This first authorization of $700 billion was reduced to $475 billion by the Dodd-Frank Wall Street Reform act but it became the foundation for stabilizing the financial industry and morphed into a vehicle to support the auto industry.
Geithner and Paulson clearly understood that a bank collapse would reduce confidence in the financial industry, the source of fuel and lubrication (money) for the economy. Geithner reveals how political opposition to a bailout formed out of populist interest in figuratively cutting off the heads of financial industry leaders by firing them , pulling back their bonuses, reducing their compensation, and letting banks, investment companies, and their stockholders go bankrupt.
Some politicians suggest nationalizing bank’ assets while others argue for allowing weaker banks and investment houses to fail; letting only the strong survive. Geithner strongly opposes this populist movement because it would cause a run on all financial institutions, whether viable or not; i.e. he argues that a cascade of bankruptcies would follow because of a loss of confidence in the financial sector. Geithner’s focus is on stabilizing the financial industry to stop the spread of bank failures; to staunch bleeding of bank funds compelled by people’s fear, and loss of confidence in the industry. Further, Geithner pushes for improved regulation of lending practices to reduce bank risk.
After stabilizing the finance industry, an improving economy redirected populist angst to the growing deficit. Geithner explains that Bernanke was an ally in the battle for continued stimulus of the economy.
Both agreed that Roosevelt’s experience in 1936 nearly reversed economic improvement with dramatic, premature reductions in public spending to try balancing the budget before economic recovery stabilized. Neither Geithner nor Bernanke wish to make the same mistake. Despite tremendous political pressure for deficit reduction, Obama continues to promote spending for public works, health care, and tax reform. Obama, Geithner, and Bernanke insist that deficit reduction, though politically demanded during the recovery, is less important than stimulus.
America has a history of resisting change until there is crisis. As of the date of Geithner’s book publication (October 2014), one crisis has been averted. With election of Donald Trump, more crises loom.

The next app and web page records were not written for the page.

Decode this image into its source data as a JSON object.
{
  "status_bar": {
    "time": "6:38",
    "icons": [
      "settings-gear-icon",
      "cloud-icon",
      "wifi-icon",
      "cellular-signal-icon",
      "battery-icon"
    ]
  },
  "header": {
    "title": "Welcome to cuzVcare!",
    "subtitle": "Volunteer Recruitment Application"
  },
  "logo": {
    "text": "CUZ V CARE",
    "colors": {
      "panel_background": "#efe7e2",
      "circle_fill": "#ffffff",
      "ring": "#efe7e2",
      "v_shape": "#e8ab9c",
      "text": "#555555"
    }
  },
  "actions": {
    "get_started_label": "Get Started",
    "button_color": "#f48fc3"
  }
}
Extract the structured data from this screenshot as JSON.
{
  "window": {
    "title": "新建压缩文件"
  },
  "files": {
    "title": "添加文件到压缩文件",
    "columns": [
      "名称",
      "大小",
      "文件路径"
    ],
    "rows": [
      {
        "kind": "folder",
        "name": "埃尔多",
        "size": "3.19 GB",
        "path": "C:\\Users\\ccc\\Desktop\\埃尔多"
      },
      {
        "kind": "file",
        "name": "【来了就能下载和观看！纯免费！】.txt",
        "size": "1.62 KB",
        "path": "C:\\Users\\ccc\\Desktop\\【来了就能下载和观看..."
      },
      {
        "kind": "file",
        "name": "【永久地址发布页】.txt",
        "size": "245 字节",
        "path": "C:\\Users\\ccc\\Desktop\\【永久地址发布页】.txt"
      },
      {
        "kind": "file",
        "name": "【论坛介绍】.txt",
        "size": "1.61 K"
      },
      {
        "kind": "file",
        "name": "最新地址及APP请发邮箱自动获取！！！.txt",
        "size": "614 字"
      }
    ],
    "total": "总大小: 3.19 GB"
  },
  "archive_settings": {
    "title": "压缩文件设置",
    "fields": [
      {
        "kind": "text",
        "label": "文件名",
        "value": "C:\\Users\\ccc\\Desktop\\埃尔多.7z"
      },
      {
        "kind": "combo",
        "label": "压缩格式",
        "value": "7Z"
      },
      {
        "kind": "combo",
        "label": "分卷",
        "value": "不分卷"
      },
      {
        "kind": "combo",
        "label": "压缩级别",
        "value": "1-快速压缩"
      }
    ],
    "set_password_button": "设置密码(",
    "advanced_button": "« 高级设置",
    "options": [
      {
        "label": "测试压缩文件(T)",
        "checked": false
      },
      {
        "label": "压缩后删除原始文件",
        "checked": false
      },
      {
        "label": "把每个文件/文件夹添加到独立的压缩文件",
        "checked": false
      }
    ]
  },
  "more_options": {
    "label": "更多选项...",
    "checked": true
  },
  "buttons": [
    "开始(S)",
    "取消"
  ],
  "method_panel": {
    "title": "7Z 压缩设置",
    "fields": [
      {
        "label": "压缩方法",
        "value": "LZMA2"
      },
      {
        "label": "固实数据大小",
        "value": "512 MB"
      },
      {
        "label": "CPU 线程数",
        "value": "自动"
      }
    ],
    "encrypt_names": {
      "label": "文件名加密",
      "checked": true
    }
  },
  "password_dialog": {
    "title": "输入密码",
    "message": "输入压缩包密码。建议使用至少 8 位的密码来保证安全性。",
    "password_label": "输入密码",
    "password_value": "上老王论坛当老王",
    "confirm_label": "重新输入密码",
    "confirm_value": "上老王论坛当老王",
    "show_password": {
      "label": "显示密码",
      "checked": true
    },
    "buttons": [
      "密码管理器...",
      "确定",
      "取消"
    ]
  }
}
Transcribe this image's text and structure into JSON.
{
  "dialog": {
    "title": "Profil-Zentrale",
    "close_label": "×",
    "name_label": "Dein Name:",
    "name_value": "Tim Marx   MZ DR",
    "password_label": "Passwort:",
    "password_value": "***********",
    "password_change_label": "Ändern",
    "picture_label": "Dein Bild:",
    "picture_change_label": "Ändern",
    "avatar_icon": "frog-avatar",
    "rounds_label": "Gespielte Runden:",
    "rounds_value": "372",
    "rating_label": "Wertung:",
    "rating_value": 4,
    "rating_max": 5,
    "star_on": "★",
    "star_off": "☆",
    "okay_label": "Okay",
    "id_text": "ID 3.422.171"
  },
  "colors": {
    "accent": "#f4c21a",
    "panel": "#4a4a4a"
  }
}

Nationalist conflicts, diminished environmental protection, and public health squabbles foment America’s next crises. One hopes another bipartisan dream team will rise to avoid Roosevelt’s 1936 mistake, and President Trump’s uninformed misdirection.